'St. Augustin! well hast thou said,
That of our vices we can frame
A ladder, if we will but tread
Beneath our feet each deed of shame.'-Longfellow.

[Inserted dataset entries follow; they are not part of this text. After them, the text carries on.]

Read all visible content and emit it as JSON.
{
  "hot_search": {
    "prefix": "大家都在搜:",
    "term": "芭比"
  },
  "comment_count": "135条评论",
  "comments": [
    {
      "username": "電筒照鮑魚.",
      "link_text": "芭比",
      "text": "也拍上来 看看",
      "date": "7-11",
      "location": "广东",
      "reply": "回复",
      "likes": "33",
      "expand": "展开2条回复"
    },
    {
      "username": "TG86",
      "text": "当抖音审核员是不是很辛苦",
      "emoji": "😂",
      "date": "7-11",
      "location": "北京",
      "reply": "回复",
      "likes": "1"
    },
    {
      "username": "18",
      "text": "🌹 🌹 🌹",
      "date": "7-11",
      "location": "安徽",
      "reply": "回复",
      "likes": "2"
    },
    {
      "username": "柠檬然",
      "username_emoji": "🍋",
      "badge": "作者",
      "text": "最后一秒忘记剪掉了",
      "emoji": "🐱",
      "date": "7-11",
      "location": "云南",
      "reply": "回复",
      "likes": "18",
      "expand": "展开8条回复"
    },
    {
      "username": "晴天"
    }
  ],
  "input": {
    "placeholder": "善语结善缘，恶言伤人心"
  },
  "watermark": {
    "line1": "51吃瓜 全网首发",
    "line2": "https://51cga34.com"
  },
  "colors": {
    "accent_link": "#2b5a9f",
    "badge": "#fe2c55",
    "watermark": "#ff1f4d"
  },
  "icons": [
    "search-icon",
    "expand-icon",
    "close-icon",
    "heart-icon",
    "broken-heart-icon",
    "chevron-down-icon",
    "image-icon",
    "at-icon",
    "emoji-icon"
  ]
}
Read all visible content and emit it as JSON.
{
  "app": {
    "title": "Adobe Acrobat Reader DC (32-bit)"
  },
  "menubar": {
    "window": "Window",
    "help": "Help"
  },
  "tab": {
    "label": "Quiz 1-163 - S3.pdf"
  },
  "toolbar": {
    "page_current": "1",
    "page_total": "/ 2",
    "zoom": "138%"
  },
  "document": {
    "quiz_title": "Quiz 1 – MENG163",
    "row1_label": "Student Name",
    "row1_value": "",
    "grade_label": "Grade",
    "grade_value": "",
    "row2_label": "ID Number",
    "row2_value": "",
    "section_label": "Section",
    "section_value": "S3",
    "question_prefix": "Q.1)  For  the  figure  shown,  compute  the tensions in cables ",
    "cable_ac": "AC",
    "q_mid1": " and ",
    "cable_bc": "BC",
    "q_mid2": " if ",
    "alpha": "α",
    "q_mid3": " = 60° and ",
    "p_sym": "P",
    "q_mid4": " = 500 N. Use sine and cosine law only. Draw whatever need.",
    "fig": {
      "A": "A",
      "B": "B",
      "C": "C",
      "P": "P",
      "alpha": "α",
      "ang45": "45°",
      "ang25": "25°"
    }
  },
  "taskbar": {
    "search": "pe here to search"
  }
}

That is one mode of real progress: but then, besides this ladder of our dead selves, like the heaps of fallen soldiers under the wall of the assaulted city, which make steps for the men that follow into the breach, there are the several rounds of that ladder set up from earth to heaven, each one leading up higher and higher into the presence of God. Listen, then, to St. Peter: Above all, giving all diligence, add to your faith virtue, and to virtue knowledge, and to knowledge temperance, and to temperance patience, and to patience godliness, and to godliness brotherly kindness, and to brotherly kindness charity,' i.e. universal love. This is progress upon fixed principles; this is the ladder of faith. Onwards and upwards,' must be our motto. O Lord, stir up the wills of Thy people! O Thou one Good Shepherd of the sheep, give unto us, give unto the masters of Thy assemblies, 'nails' to fasten us closer to the Cross, goads' to make us run in the way of Thy commandments. Lead, kindly Light, lead Thou me on.' Amen.